We climbed to the top of the Great Temple Mound overlooking a nearby funeral mound on one side, and the river, 90 feet below, on another side. We know only some the significance that this area had to the People that lived there for more than 12,000 years. But this evening, in the dwindling twilight, we gathered our small group to memorialize a loved one and to scatter her ashes. While I had occasionally cared for Lakshmi when Sulata was out of town, I was not a member of their pack, and was mainly there to support Sulata in her grief.
As difficult as grieving and consoling can be, they offer clear insight into how precious life is – to the blessing that we receive from others, whether they have two legs or four legs. We view deaths differently, as to what the person meant to us, as to how close they were, as to how they died. It is more tragic when a young boy is hit by a drunk driver, than when an elderly person slips away while sleeping. News organizations in this country have reported more than 350 Americans that have died in Iraq this year, but rarely do we hear about the Iraqi civilians, at least 7,700, that have died because they lived in the wrong place.
As a practical matter, we cannot grieve every death as we would the death of a close loved one, but we can learn from death and our reactions to death, to show us what is important. The occasion of another’s death can help us reflect on how we live our lives. On the Great Temple Mound that evening, we found a common way to honor life and provide some way to move the grieving process forward. Queen Myrtle did not officiate, but she quietly nurtured the sacred space. The usually talkative youth was serenely respectful. I could do little other than to be present. Sulata wept.
All that were at this simple ceremony were Unitarian Universalists, all with different beliefs about death and the afterlife. As a practicing Buddhist, I am occasionally asked if I believe in reincarnation. I have not resolved that question, and usually answer that I see karma working on a minute by minute basis, and my practice would be no different if karma also operates from life to reincarnation.
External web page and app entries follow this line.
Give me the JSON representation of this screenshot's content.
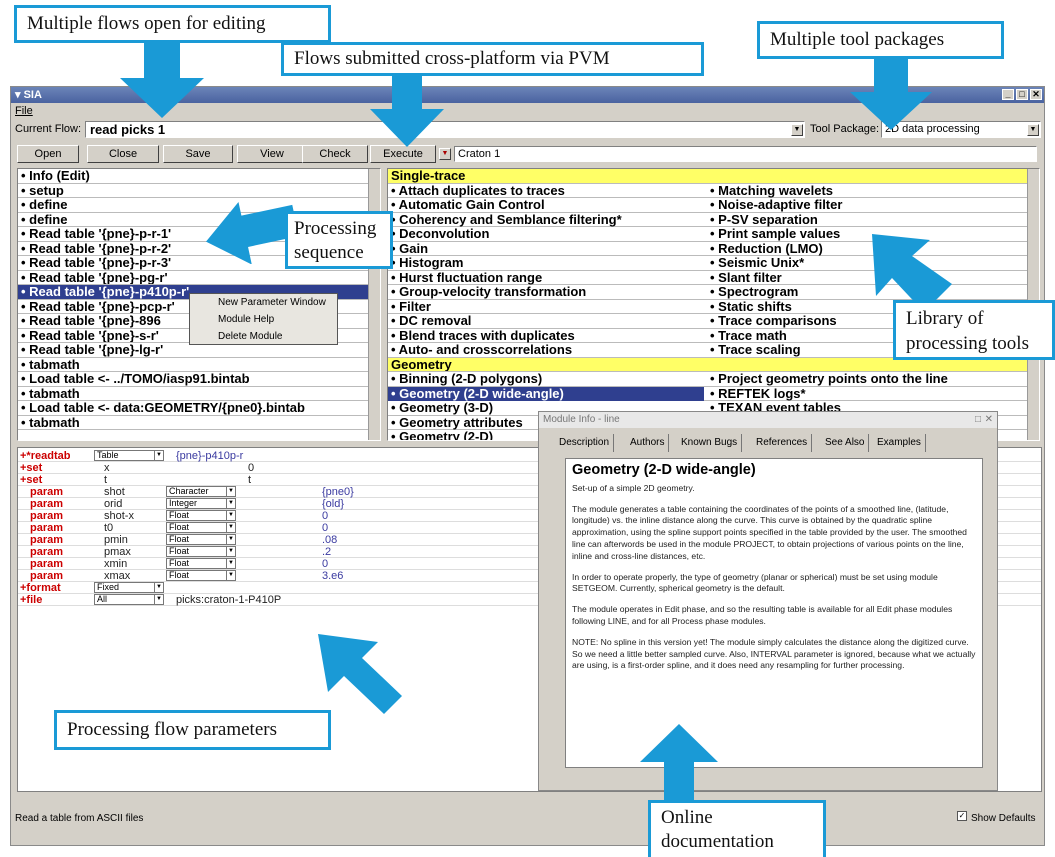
{
  "annotations": {
    "multiple_flows": "Multiple flows open for editing",
    "pvm": "Flows submitted cross-platform via PVM",
    "tool_packages": "Multiple tool packages",
    "processing_sequence": "Processing sequence",
    "library": "Library of processing tools",
    "flow_params": "Processing flow parameters",
    "online_docs": "Online documentation"
  },
  "window": {
    "title": "SIA",
    "menu_file": "File",
    "current_flow_label": "Current Flow:",
    "current_flow_value": "read picks 1",
    "tool_package_label": "Tool Package:",
    "tool_package_value": "2D data processing",
    "buttons": {
      "open": "Open",
      "close": "Close",
      "save": "Save",
      "view": "View",
      "check": "Check",
      "execute": "Execute"
    },
    "host_value": "Craton 1",
    "status_text": "Read a table from ASCII files",
    "show_defaults": "Show Defaults"
  },
  "flow_items": [
    "• Info (Edit)",
    "• setup",
    "• define",
    "• define",
    "• Read table '{pne}-p-r-1'",
    "• Read table '{pne}-p-r-2'",
    "• Read table '{pne}-p-r-3'",
    "• Read table '{pne}-pg-r'",
    "• Read table '{pne}-p410p-r'",
    "• Read table '{pne}-pcp-r'",
    "• Read table '{pne}-896",
    "• Read table '{pne}-s-r'",
    "• Read table '{pne}-lg-r'",
    "• tabmath",
    "• Load table <- ../TOMO/iasp91.bintab",
    "• tabmath",
    "• Load table <- data:GEOMETRY/{pne0}.bintab",
    "• tabmath"
  ],
  "selected_flow_index": 8,
  "context_menu": [
    "New Parameter Window",
    "Module Help",
    "Delete Module"
  ],
  "library": {
    "header1": "Single-trace",
    "left1": [
      "• Attach duplicates to traces",
      "• Automatic Gain Control",
      "• Coherency and Semblance filtering*",
      "• Deconvolution",
      "• Gain",
      "• Histogram",
      "• Hurst fluctuation range",
      "• Group-velocity transformation",
      "• Filter",
      "• DC removal",
      "• Blend traces with duplicates",
      "• Auto- and crosscorrelations"
    ],
    "right1": [
      "• Matching wavelets",
      "• Noise-adaptive filter",
      "• P-SV separation",
      "• Print sample values",
      "• Reduction (LMO)",
      "• Seismic Unix*",
      "• Slant filter",
      "• Spectrogram",
      "• Static shifts",
      "• Trace comparisons",
      "• Trace math",
      "• Trace scaling"
    ],
    "header2": "Geometry",
    "left2": [
      "• Binning (2-D polygons)",
      "• Geometry (2-D wide-angle)",
      "• Geometry (3-D)",
      "• Geometry attributes",
      "• Geometry (2-D)"
    ],
    "right2": [
      "• Project geometry points onto the line",
      "• REFTEK logs*",
      "• TEXAN event tables",
      "",
      ""
    ],
    "selected_left2_index": 1
  },
  "params": {
    "r0": {
      "key": "+*readtab",
      "type": "Table",
      "name": "{pne}-p410p-r"
    },
    "r1": {
      "key": "+set",
      "name": "x",
      "val": "0"
    },
    "r2": {
      "key": "+set",
      "name": "t",
      "val": "t"
    },
    "r3": {
      "key": "param",
      "name": "shot",
      "type": "Character",
      "val": "{pne0}"
    },
    "r4": {
      "key": "param",
      "name": "orid",
      "type": "Integer",
      "val": "{old}"
    },
    "r5": {
      "key": "param",
      "name": "shot-x",
      "type": "Float",
      "val": "0"
    },
    "r6": {
      "key": "param",
      "name": "t0",
      "type": "Float",
      "val": "0"
    },
    "r7": {
      "key": "param",
      "name": "pmin",
      "type": "Float",
      "val": ".08"
    },
    "r8": {
      "key": "param",
      "name": "pmax",
      "type": "Float",
      "val": ".2"
    },
    "r9": {
      "key": "param",
      "name": "xmin",
      "type": "Float",
      "val": "0"
    },
    "r10": {
      "key": "param",
      "name": "xmax",
      "type": "Float",
      "val": "3.e6"
    },
    "r11": {
      "key": "+format",
      "type": "Fixed"
    },
    "r12": {
      "key": "+file",
      "type": "All",
      "name": "picks:craton-1-P410P"
    }
  },
  "dialog": {
    "title": "Module Info - line",
    "tabs": [
      "Description",
      "Authors",
      "Known Bugs",
      "References",
      "See Also",
      "Examples"
    ],
    "heading": "Geometry (2-D wide-angle)",
    "p1": "Set-up of a simple 2D geometry.",
    "p2": "The module generates a table containing the coordinates of the points of a smoothed line, (latitude, longitude) vs. the inline distance along the curve. This curve is obtained by the quadratic spline approximation, using the spline support points specified in the table provided by the user. The smoothed line can afterwords be used in the module PROJECT, to obtain projections of various points on the line, inline and cross-line distances, etc.",
    "p3": "In order to operate properly, the type of geometry (planar or spherical) must be set using module SETGEOM. Currently, spherical geometry is the default.",
    "p4": "The module operates in Edit phase, and so the resulting table is available for all Edit phase modules following LINE, and for all Process phase modules.",
    "p5": "NOTE: No spline in this version yet! The module simply calculates the distance along the digitized curve. So we need a little better sampled curve. Also, INTERVAL parameter is ignored, because what we actually are using, is a first-order spline, and it does need any resampling for further processing."
  },
  "colors": {
    "accent": "#1a9ad6",
    "selection": "#2f3f8f",
    "header_fill": "#ffff66",
    "param_key": "#c00000"
  }
}
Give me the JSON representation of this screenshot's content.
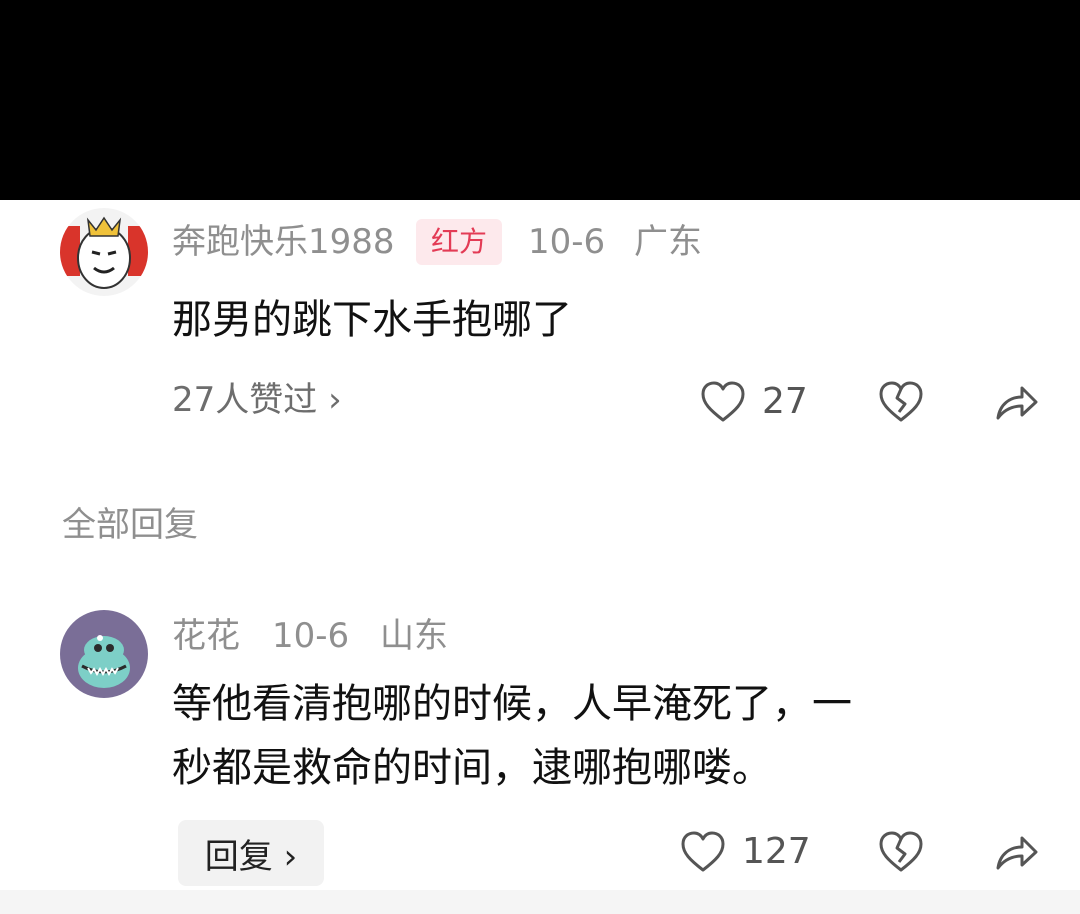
{
  "main_comment": {
    "username": "奔跑快乐1988",
    "badge": "红方",
    "date": "10-6",
    "location": "广东",
    "text": "那男的跳下水手抱哪了",
    "likers_link": "27人赞过 ›",
    "like_count": "27"
  },
  "replies_section": {
    "title": "全部回复"
  },
  "reply": {
    "username": "花花",
    "date": "10-6",
    "location": "山东",
    "text_line1": "等他看清抱哪的时候，人早淹死了，一",
    "text_line2": "秒都是救命的时间，逮哪抱哪喽。",
    "reply_button": "回复 ›",
    "like_count": "127"
  },
  "colors": {
    "badge_bg": "#fde9ec",
    "badge_text": "#e33b55",
    "meta": "#8f8f8f",
    "top_bar": "#000000"
  },
  "icons": [
    "heart-icon",
    "broken-heart-icon",
    "share-icon"
  ]
}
Unresolved or differing beliefs about death do not lessen the common value we place on life.
In honoring and memorializing life, we express a common sense of transcendence, whether it is a rebirth, an afterlife, or that a person lives on in our memory of them.
Sulata and Lakshmi had shared unconditional love for more than a dozen years. I cannot imaging being more alive in the moment, surrounded by love, than I was that evening on the mound, remembering and honoring life and love.